[[ Records, beginning ]]

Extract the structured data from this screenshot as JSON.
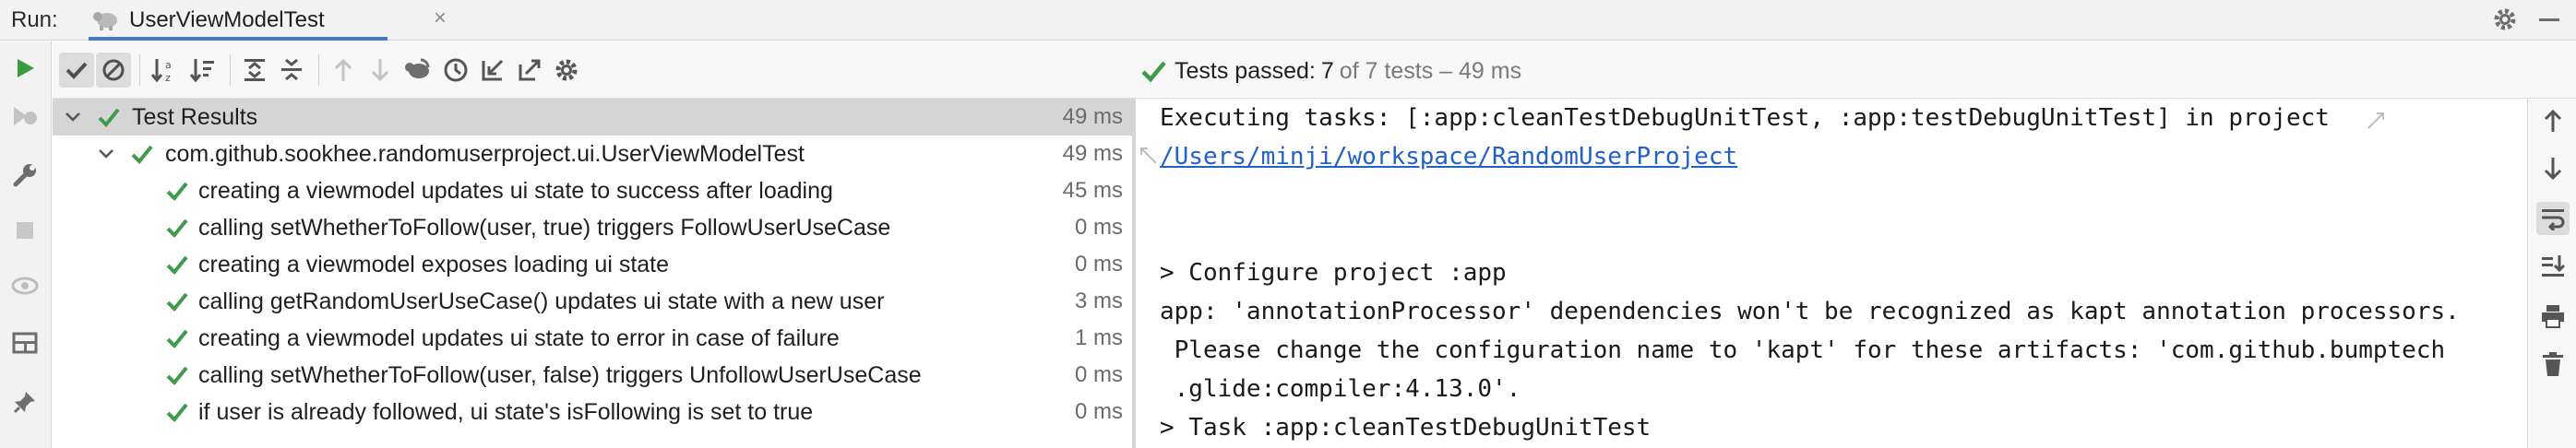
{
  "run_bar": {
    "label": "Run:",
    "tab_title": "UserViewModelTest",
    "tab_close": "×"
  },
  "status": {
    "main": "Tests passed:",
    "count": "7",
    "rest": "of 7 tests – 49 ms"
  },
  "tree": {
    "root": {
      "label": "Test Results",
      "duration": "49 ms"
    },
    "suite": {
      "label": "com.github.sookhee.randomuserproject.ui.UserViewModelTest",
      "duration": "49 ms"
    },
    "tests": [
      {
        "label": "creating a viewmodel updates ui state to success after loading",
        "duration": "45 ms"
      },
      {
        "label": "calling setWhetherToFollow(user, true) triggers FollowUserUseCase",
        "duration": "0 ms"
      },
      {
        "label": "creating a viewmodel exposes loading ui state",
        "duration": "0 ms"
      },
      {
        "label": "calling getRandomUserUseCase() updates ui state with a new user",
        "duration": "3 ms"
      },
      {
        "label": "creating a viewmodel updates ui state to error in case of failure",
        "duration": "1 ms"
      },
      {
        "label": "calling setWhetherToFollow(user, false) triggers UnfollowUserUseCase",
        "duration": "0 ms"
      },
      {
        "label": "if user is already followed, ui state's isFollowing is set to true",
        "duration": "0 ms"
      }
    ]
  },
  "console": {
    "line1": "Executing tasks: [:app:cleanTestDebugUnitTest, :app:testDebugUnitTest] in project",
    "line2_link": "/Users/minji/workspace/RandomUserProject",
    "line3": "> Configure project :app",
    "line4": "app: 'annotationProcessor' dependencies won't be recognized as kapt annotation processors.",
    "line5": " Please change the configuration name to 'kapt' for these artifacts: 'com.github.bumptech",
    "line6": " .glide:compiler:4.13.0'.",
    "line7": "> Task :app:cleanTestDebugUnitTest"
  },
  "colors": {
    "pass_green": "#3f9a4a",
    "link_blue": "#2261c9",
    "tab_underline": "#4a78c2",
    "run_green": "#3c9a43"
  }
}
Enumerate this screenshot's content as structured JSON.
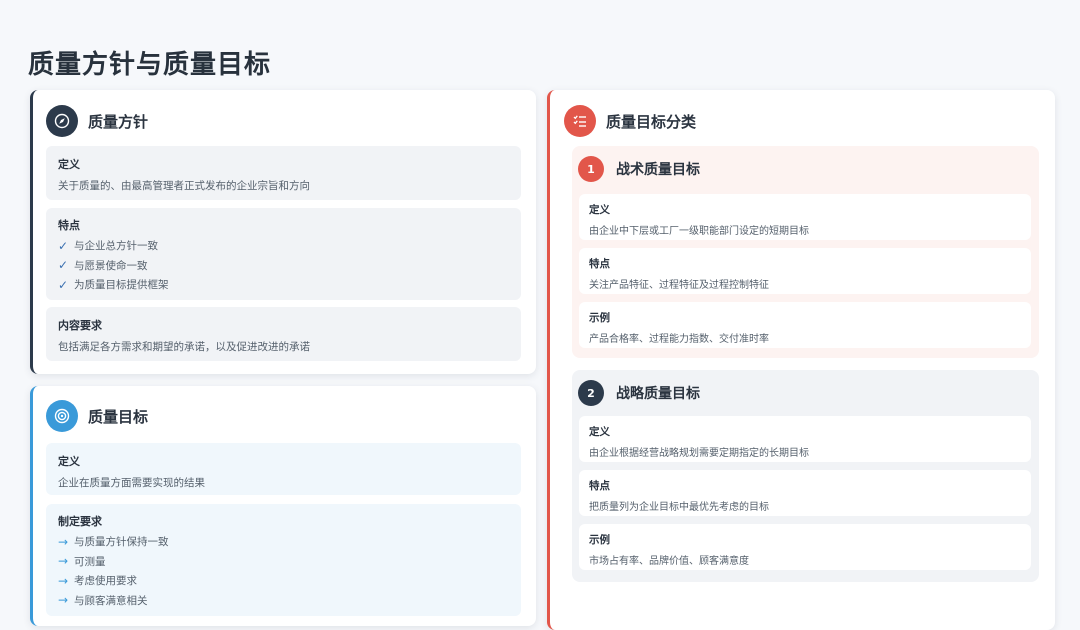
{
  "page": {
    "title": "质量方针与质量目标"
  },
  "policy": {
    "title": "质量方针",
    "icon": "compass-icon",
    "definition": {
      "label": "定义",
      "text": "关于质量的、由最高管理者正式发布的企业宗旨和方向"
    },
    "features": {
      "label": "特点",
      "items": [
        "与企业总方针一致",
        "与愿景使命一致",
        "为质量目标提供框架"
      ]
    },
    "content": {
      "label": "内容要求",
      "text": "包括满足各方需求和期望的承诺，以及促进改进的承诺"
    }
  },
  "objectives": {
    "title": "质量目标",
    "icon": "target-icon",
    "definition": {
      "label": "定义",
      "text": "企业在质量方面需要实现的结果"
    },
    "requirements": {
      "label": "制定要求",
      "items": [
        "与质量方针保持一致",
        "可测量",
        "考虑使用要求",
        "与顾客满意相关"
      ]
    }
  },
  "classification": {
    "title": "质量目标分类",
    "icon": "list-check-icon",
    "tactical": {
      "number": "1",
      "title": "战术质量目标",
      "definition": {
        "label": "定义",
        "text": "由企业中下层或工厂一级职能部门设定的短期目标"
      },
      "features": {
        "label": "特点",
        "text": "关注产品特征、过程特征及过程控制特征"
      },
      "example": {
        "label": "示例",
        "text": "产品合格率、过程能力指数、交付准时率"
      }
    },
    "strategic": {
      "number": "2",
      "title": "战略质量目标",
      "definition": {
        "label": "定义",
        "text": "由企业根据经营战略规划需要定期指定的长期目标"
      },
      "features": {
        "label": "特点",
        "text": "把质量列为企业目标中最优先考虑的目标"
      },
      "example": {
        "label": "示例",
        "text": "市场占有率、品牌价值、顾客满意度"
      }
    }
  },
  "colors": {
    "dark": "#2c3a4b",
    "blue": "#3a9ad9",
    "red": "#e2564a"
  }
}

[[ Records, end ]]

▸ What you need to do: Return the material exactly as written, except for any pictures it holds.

▸ Response below:
Extract the structured data from this screenshot as JSON.
{
  "run_bar": {
    "label": "Run:",
    "tab_title": "UserViewModelTest",
    "tab_close": "×"
  },
  "status": {
    "main": "Tests passed:",
    "count": "7",
    "rest": "of 7 tests – 49 ms"
  },
  "tree": {
    "root": {
      "label": "Test Results",
      "duration": "49 ms"
    },
    "suite": {
      "label": "com.github.sookhee.randomuserproject.ui.UserViewModelTest",
      "duration": "49 ms"
    },
    "tests": [
      {
        "label": "creating a viewmodel updates ui state to success after loading",
        "duration": "45 ms"
      },
      {
        "label": "calling setWhetherToFollow(user, true) triggers FollowUserUseCase",
        "duration": "0 ms"
      },
      {
        "label": "creating a viewmodel exposes loading ui state",
        "duration": "0 ms"
      },
      {
        "label": "calling getRandomUserUseCase() updates ui state with a new user",
        "duration": "3 ms"
      },
      {
        "label": "creating a viewmodel updates ui state to error in case of failure",
        "duration": "1 ms"
      },
      {
        "label": "calling setWhetherToFollow(user, false) triggers UnfollowUserUseCase",
        "duration": "0 ms"
      },
      {
        "label": "if user is already followed, ui state's isFollowing is set to true",
        "duration": "0 ms"
      }
    ]
  },
  "console": {
    "line1": "Executing tasks: [:app:cleanTestDebugUnitTest, :app:testDebugUnitTest] in project",
    "line2_link": "/Users/minji/workspace/RandomUserProject",
    "line3": "> Configure project :app",
    "line4": "app: 'annotationProcessor' dependencies won't be recognized as kapt annotation processors.",
    "line5": " Please change the configuration name to 'kapt' for these artifacts: 'com.github.bumptech",
    "line6": " .glide:compiler:4.13.0'.",
    "line7": "> Task :app:cleanTestDebugUnitTest"
  },
  "colors": {
    "pass_green": "#3f9a4a",
    "link_blue": "#2261c9",
    "tab_underline": "#4a78c2",
    "run_green": "#3c9a43"
  }
}
Enumerate this screenshot's content as structured JSON.
{
  "page": {
    "title": "质量方针与质量目标"
  },
  "policy": {
    "title": "质量方针",
    "icon": "compass-icon",
    "definition": {
      "label": "定义",
      "text": "关于质量的、由最高管理者正式发布的企业宗旨和方向"
    },
    "features": {
      "label": "特点",
      "items": [
        "与企业总方针一致",
        "与愿景使命一致",
        "为质量目标提供框架"
      ]
    },
    "content": {
      "label": "内容要求",
      "text": "包括满足各方需求和期望的承诺，以及促进改进的承诺"
    }
  },
  "objectives": {
    "title": "质量目标",
    "icon": "target-icon",
    "definition": {
      "label": "定义",
      "text": "企业在质量方面需要实现的结果"
    },
    "requirements": {
      "label": "制定要求",
      "items": [
        "与质量方针保持一致",
        "可测量",
        "考虑使用要求",
        "与顾客满意相关"
      ]
    }
  },
  "classification": {
    "title": "质量目标分类",
    "icon": "list-check-icon",
    "tactical": {
      "number": "1",
      "title": "战术质量目标",
      "definition": {
        "label": "定义",
        "text": "由企业中下层或工厂一级职能部门设定的短期目标"
      },
      "features": {
        "label": "特点",
        "text": "关注产品特征、过程特征及过程控制特征"
      },
      "example": {
        "label": "示例",
        "text": "产品合格率、过程能力指数、交付准时率"
      }
    },
    "strategic": {
      "number": "2",
      "title": "战略质量目标",
      "definition": {
        "label": "定义",
        "text": "由企业根据经营战略规划需要定期指定的长期目标"
      },
      "features": {
        "label": "特点",
        "text": "把质量列为企业目标中最优先考虑的目标"
      },
      "example": {
        "label": "示例",
        "text": "市场占有率、品牌价值、顾客满意度"
      }
    }
  },
  "colors": {
    "dark": "#2c3a4b",
    "blue": "#3a9ad9",
    "red": "#e2564a"
  }
}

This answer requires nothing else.